As an aside, I do wonder if we are going to see a spike in service sector productivity over the next few decades as intelligent robots do an increasingly large number of jobs. That’s another discussion, but I wonder if we are headed toward a new paradigm, in which employment in the service sector will shrink in absolute terms, with neither other sector picking up the slack. I suppose we will see.
Thomas Piketty gives a great example near and dear to my heart: bicycles. He compares the bicycle of the 1880, the cheapest one costing roughly half a year’s wages for the typical worker and ways dangerous, slow, and uncomfortable to ride , with bicycles of today.
A bicycle from 1880 (above), and me with my bicycle (below), which is used to commute to Berklee most days. Here are some things my bike has that the bicycle from 1880 lacks:
- multiple gears (7 in this case).
- Folding rear pannier bags and a front basket.
- Flashing front lights, tail light, reflectors, and reflective tape.
- Inflatable tires (much softer than the solid rubber tires).
- Form-fitting gel seat.
- Fenders to prevent filth from splashing upward.
- Front and rear brakes, versus a barely-functional front brake if that.
- Rear-view mirror and bell.
- Lower to the ground for easier mount & dismount, plus less hazardous to fall off.
Including accessories, my bicycle cost under 3 days’ wages. While I make above the median salary in this country, a bicycle such as this remains affordable to a majority, and there are many cheaper bicycles available as well!

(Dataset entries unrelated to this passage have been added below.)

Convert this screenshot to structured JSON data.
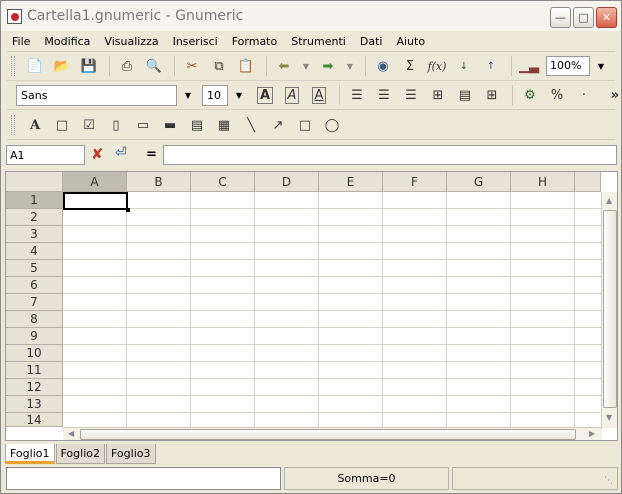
{
  "window": {
    "title": "Cartella1.gnumeric - Gnumeric",
    "minimize_icon": "minimize-icon",
    "maximize_icon": "maximize-icon",
    "close_icon": "close-icon"
  },
  "menubar": {
    "items": [
      "File",
      "Modifica",
      "Visualizza",
      "Inserisci",
      "Formato",
      "Strumenti",
      "Dati",
      "Aiuto"
    ]
  },
  "toolbar_standard": {
    "icons": [
      "new-file-icon",
      "open-file-icon",
      "save-icon",
      "print-icon",
      "print-preview-icon",
      "cut-icon",
      "copy-icon",
      "paste-icon",
      "undo-icon",
      "redo-icon",
      "hyperlink-icon",
      "sum-icon",
      "function-icon",
      "sort-ascending-icon",
      "sort-descending-icon",
      "chart-icon"
    ],
    "zoom_value": "100%"
  },
  "toolbar_format": {
    "font_name": "Sans",
    "font_size": "10",
    "bold_label": "A",
    "italic_label": "A",
    "underline_label": "A",
    "percent_label": "%",
    "more_label": "»"
  },
  "formula_bar": {
    "cell_ref": "A1",
    "equals_label": "=",
    "formula_value": ""
  },
  "grid": {
    "columns": [
      "A",
      "B",
      "C",
      "D",
      "E",
      "F",
      "G",
      "H"
    ],
    "rows": [
      "1",
      "2",
      "3",
      "4",
      "5",
      "6",
      "7",
      "8",
      "9",
      "10",
      "11",
      "12",
      "13",
      "14"
    ],
    "selected_cell": "A1"
  },
  "sheets": {
    "tabs": [
      "Foglio1",
      "Foglio2",
      "Foglio3"
    ],
    "active": "Foglio1"
  },
  "statusbar": {
    "sum_text": "Somma=0",
    "left_text": ""
  }
}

This section ends with this table on growth, along with a prediction. “The key point is that there is no historical example of a country at the world technological frontier whose growth in per capita output exceeded 1.5 percent over a lengthy period of time.” Thomas Piketty continues that it’s hard to predict the future, and he can’t say whether per capita growth in advanced countries will be 0.5%, 1%, or 1.5% with a smaller chance of higher or lower. He quotes economist Robert Gordon who believes that per capita output will fall below 0.5%/year and justified this guess with the claim that technologies are becoming less transformative in terms of economic growth. (I’m reminded of a chapter in the book I use in class, 23 Things They Don’t Tell You About Capitalism by Ha-Joon Chang: “Thing 4: The washing machine has changed the world more than the internet has,” which makes a similar general claim.)

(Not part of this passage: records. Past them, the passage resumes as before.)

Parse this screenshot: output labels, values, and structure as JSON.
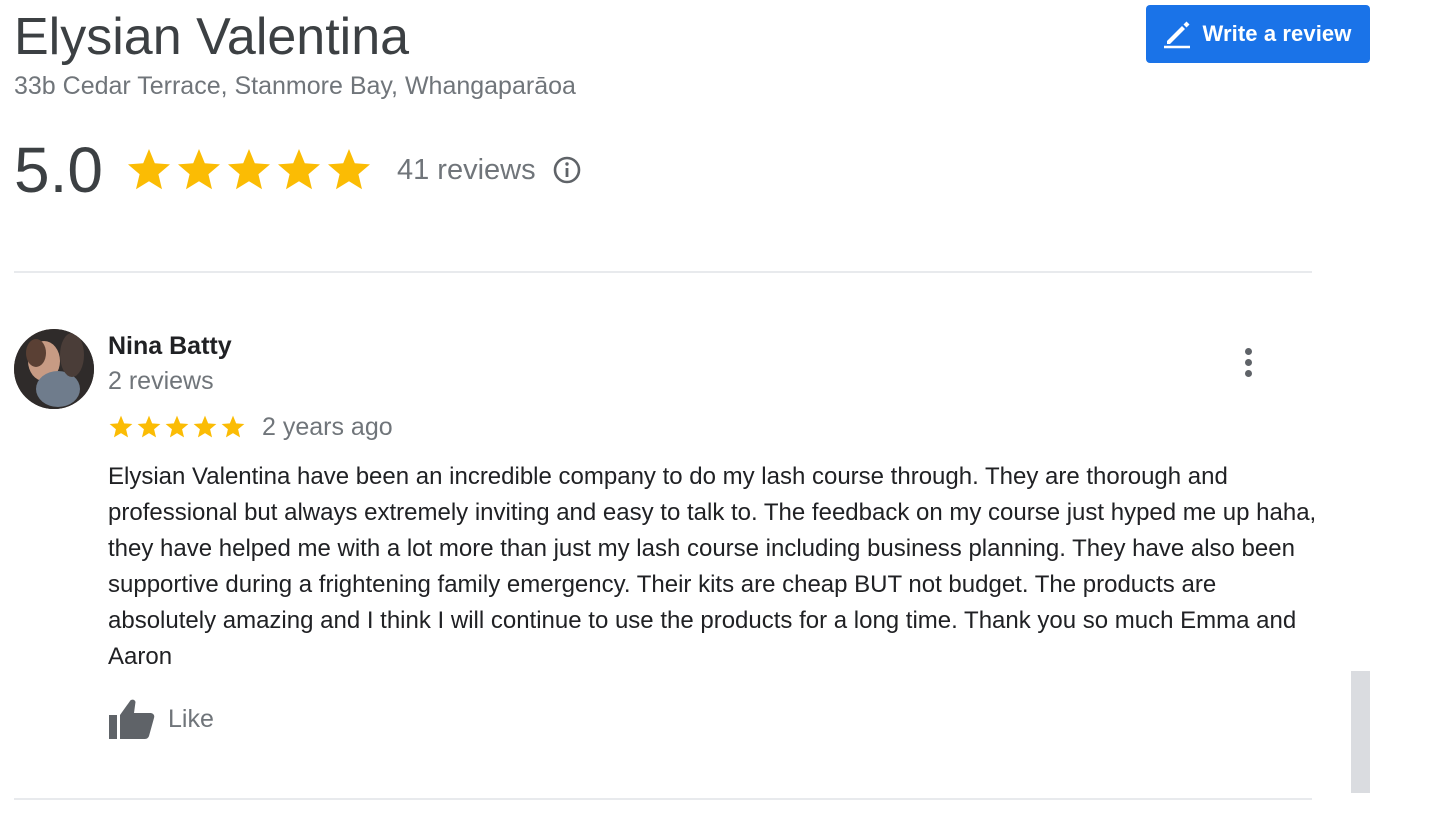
{
  "business": {
    "name": "Elysian Valentina",
    "address": "33b Cedar Terrace, Stanmore Bay, Whangaparāoa"
  },
  "actions": {
    "write_review_label": "Write a review"
  },
  "rating": {
    "value": "5.0",
    "stars": 5,
    "reviews_label": "41 reviews"
  },
  "review": {
    "author": "Nina Batty",
    "author_reviews": "2 reviews",
    "stars": 5,
    "date": "2 years ago",
    "text": "Elysian Valentina have been an incredible company to do my lash course through. They are thorough and professional but always extremely inviting and easy to talk to. The feedback on my course just hyped me up haha, they have helped me with a lot more than just my lash course including business planning. They have also been supportive during a frightening family emergency. Their kits are cheap BUT not budget. The products are absolutely amazing and I think I will continue to use the products for a long time. Thank you so much Emma and Aaron",
    "like_label": "Like"
  },
  "icons": {
    "write": "pencil-icon",
    "info": "info-icon",
    "more": "more-vert-icon",
    "like": "thumbs-up-icon",
    "star": "star-icon"
  },
  "colors": {
    "accent": "#1a73e8",
    "star": "#fbbc04",
    "text_primary": "#202124",
    "text_secondary": "#70757a"
  }
}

In economics, we talk about a “catch up phase,” which can feature very high growth. We saw this in the United States after 1929-1932 had plunged the country into the Great Depression: for the next few there was double-digit growth, though this simply meant getting partway out of the hole. Europe recovering from the world wars is another example. More recently, China has been in a “catch up phase,” as its economy started to modernize when it was well behind much of the world technologically, and could achieve very high growth rates simply by emulating other more developed countries. These high growth rates invariably end as a country catches up. (We’re seeing the realization of this immutable fact in China these days, as people discover that the days of 8+% growth probably are never coming back.)